INSTRUCTIONS TO FOLLOW → The records below are to be returned word for word, with pictures left out.

** PROVIDED RECORDS follows **

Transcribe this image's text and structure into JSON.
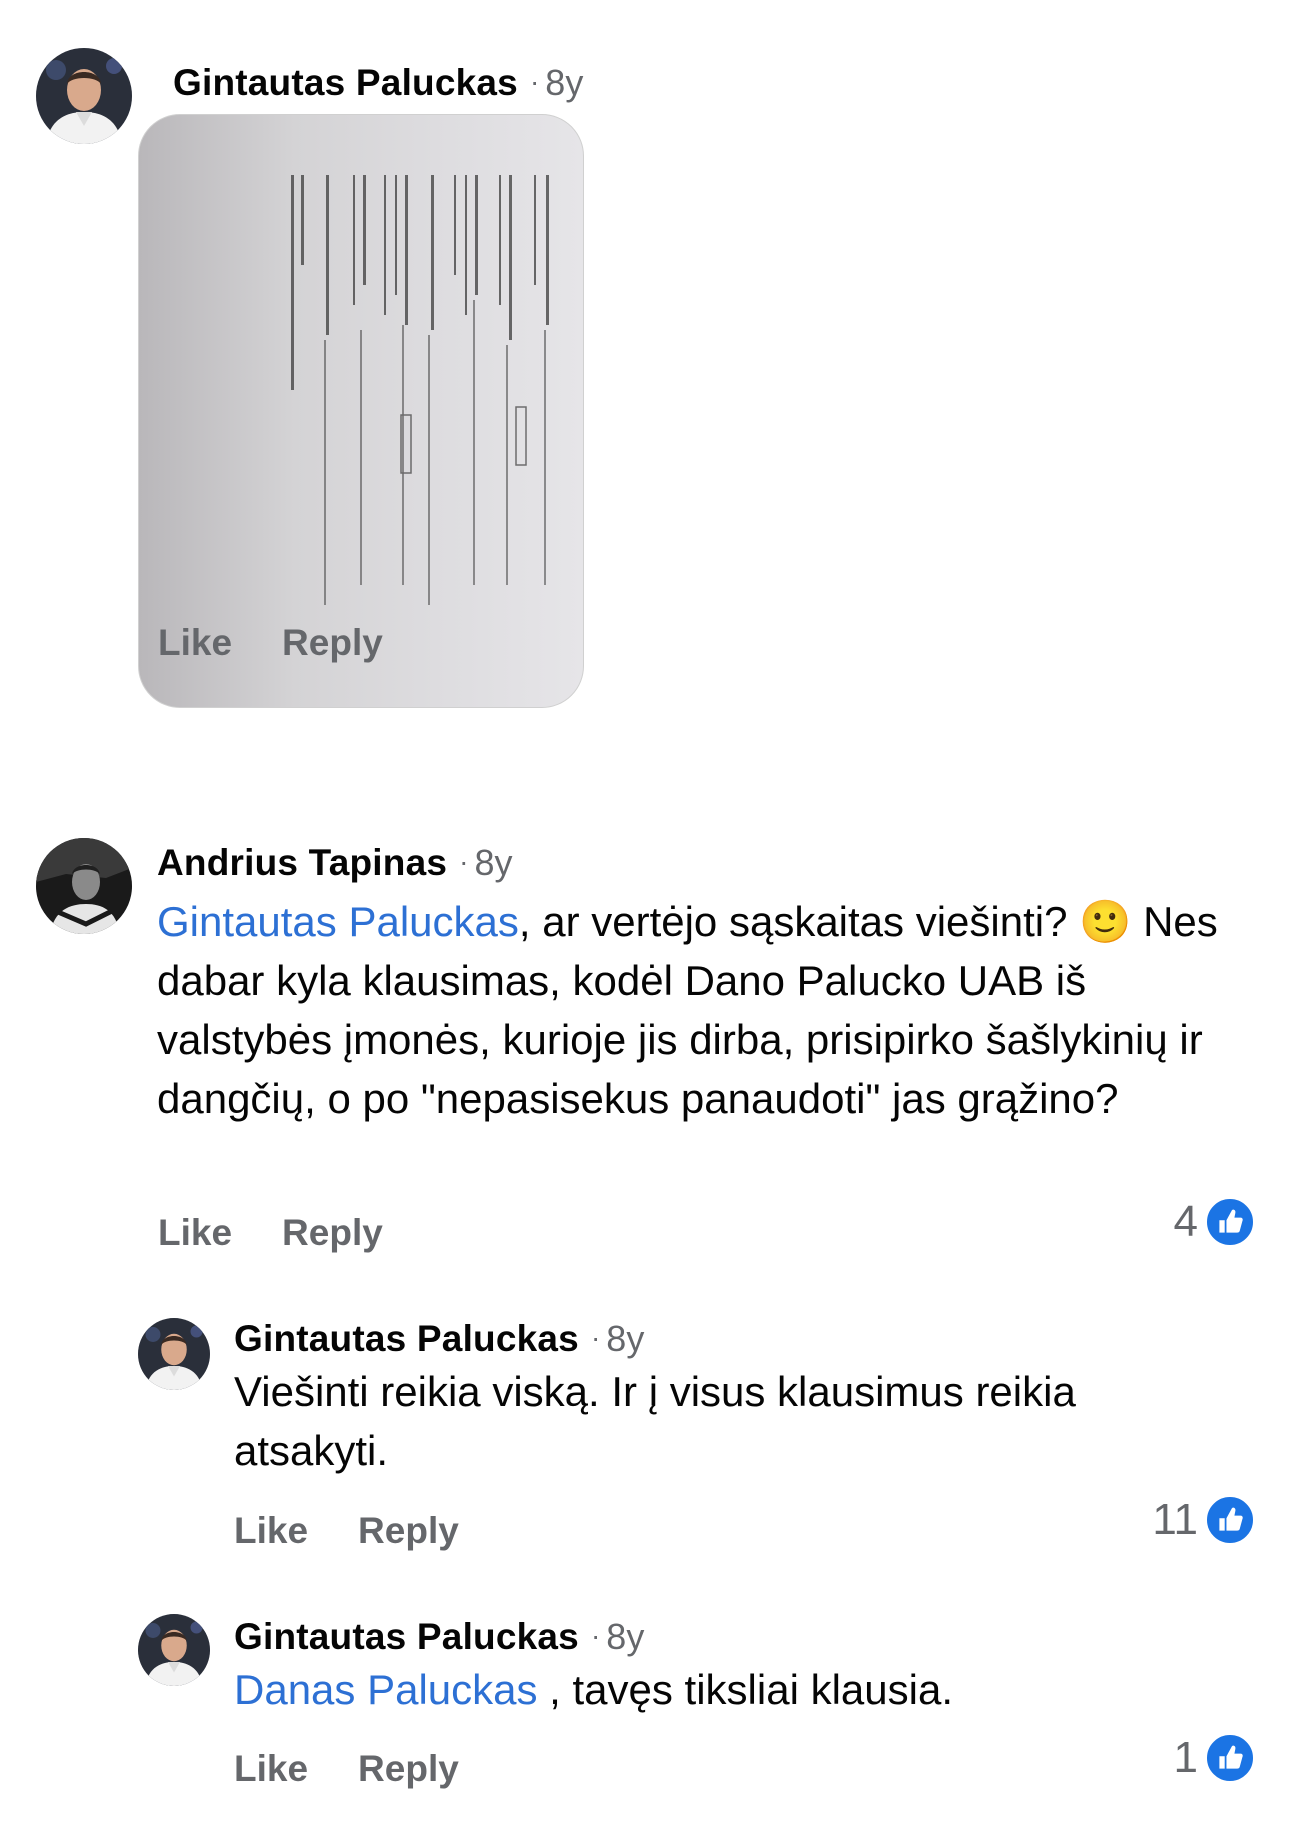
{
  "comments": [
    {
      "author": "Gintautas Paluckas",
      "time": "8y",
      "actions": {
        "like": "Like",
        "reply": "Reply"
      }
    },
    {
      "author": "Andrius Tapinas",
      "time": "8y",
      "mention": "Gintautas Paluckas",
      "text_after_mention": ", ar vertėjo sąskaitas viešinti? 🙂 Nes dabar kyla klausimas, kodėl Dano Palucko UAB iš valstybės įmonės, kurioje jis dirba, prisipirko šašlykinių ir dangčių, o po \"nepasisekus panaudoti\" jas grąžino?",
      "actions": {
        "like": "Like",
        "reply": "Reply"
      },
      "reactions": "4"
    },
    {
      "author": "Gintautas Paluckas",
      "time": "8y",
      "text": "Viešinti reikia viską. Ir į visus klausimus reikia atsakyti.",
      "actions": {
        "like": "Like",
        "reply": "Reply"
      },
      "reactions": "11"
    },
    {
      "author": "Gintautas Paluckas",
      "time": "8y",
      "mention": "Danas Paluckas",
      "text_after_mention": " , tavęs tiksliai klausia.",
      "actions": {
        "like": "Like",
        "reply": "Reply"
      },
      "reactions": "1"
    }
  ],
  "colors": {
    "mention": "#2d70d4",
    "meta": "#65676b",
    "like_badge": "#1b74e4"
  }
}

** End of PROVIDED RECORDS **

ANSWER TO THIS EXERCISE →
Transcribe this image's text and structure into JSON.
{
  "comments": [
    {
      "author": "Gintautas Paluckas",
      "time": "8y",
      "actions": {
        "like": "Like",
        "reply": "Reply"
      }
    },
    {
      "author": "Andrius Tapinas",
      "time": "8y",
      "mention": "Gintautas Paluckas",
      "text_after_mention": ", ar vertėjo sąskaitas viešinti? 🙂 Nes dabar kyla klausimas, kodėl Dano Palucko UAB iš valstybės įmonės, kurioje jis dirba, prisipirko šašlykinių ir dangčių, o po \"nepasisekus panaudoti\" jas grąžino?",
      "actions": {
        "like": "Like",
        "reply": "Reply"
      },
      "reactions": "4"
    },
    {
      "author": "Gintautas Paluckas",
      "time": "8y",
      "text": "Viešinti reikia viską. Ir į visus klausimus reikia atsakyti.",
      "actions": {
        "like": "Like",
        "reply": "Reply"
      },
      "reactions": "11"
    },
    {
      "author": "Gintautas Paluckas",
      "time": "8y",
      "mention": "Danas Paluckas",
      "text_after_mention": " , tavęs tiksliai klausia.",
      "actions": {
        "like": "Like",
        "reply": "Reply"
      },
      "reactions": "1"
    }
  ],
  "colors": {
    "mention": "#2d70d4",
    "meta": "#65676b",
    "like_badge": "#1b74e4"
  }
}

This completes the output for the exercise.